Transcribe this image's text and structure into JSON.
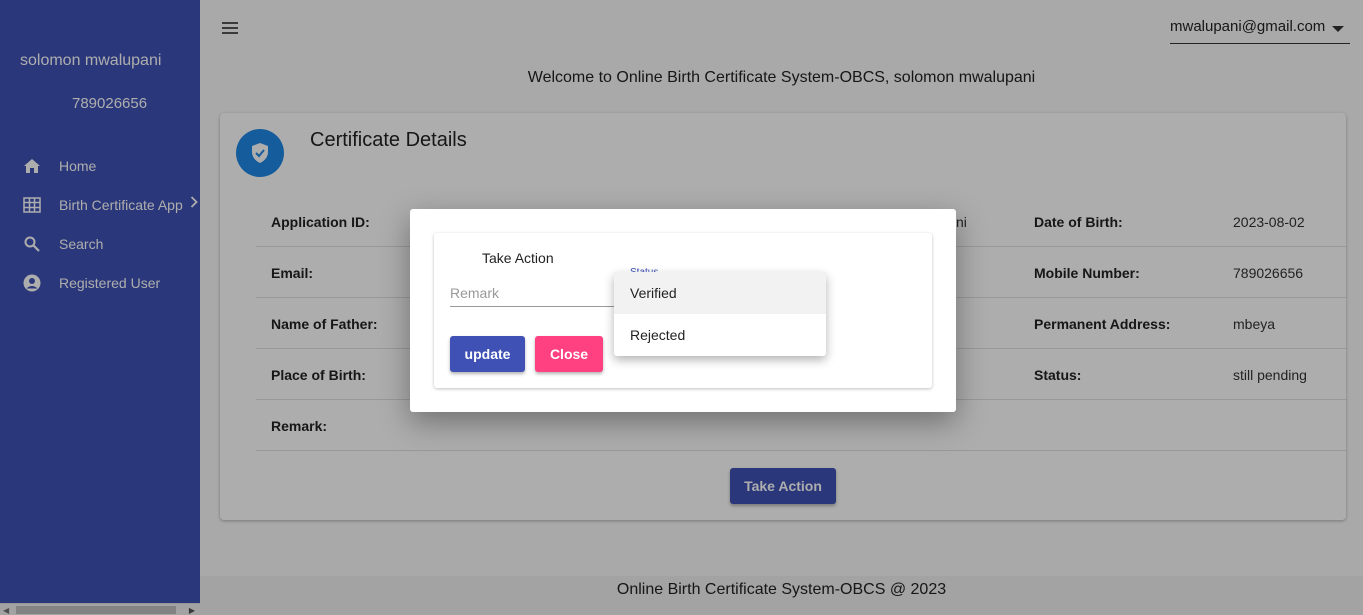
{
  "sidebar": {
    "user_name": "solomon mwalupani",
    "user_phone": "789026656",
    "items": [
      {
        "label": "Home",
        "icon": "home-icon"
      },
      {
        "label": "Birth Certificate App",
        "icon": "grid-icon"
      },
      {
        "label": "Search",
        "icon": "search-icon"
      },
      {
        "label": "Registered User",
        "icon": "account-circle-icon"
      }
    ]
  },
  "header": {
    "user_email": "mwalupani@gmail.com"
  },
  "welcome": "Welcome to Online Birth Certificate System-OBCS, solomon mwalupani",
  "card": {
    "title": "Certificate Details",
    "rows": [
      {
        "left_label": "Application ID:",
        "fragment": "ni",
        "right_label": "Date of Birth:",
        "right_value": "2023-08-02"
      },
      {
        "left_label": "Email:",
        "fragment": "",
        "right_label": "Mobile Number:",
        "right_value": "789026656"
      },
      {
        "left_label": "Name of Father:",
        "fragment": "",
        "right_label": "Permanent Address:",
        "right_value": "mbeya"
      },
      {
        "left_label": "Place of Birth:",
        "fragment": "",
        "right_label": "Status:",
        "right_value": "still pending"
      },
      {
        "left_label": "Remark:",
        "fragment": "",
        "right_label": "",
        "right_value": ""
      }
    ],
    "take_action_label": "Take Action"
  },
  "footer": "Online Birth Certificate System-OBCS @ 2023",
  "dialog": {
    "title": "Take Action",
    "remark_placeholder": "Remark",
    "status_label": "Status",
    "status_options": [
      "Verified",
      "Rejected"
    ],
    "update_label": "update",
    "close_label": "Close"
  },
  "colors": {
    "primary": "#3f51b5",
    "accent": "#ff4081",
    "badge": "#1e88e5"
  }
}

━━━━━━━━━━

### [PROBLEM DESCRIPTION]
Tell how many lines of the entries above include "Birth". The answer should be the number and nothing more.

### [ANSWER BELOW]
5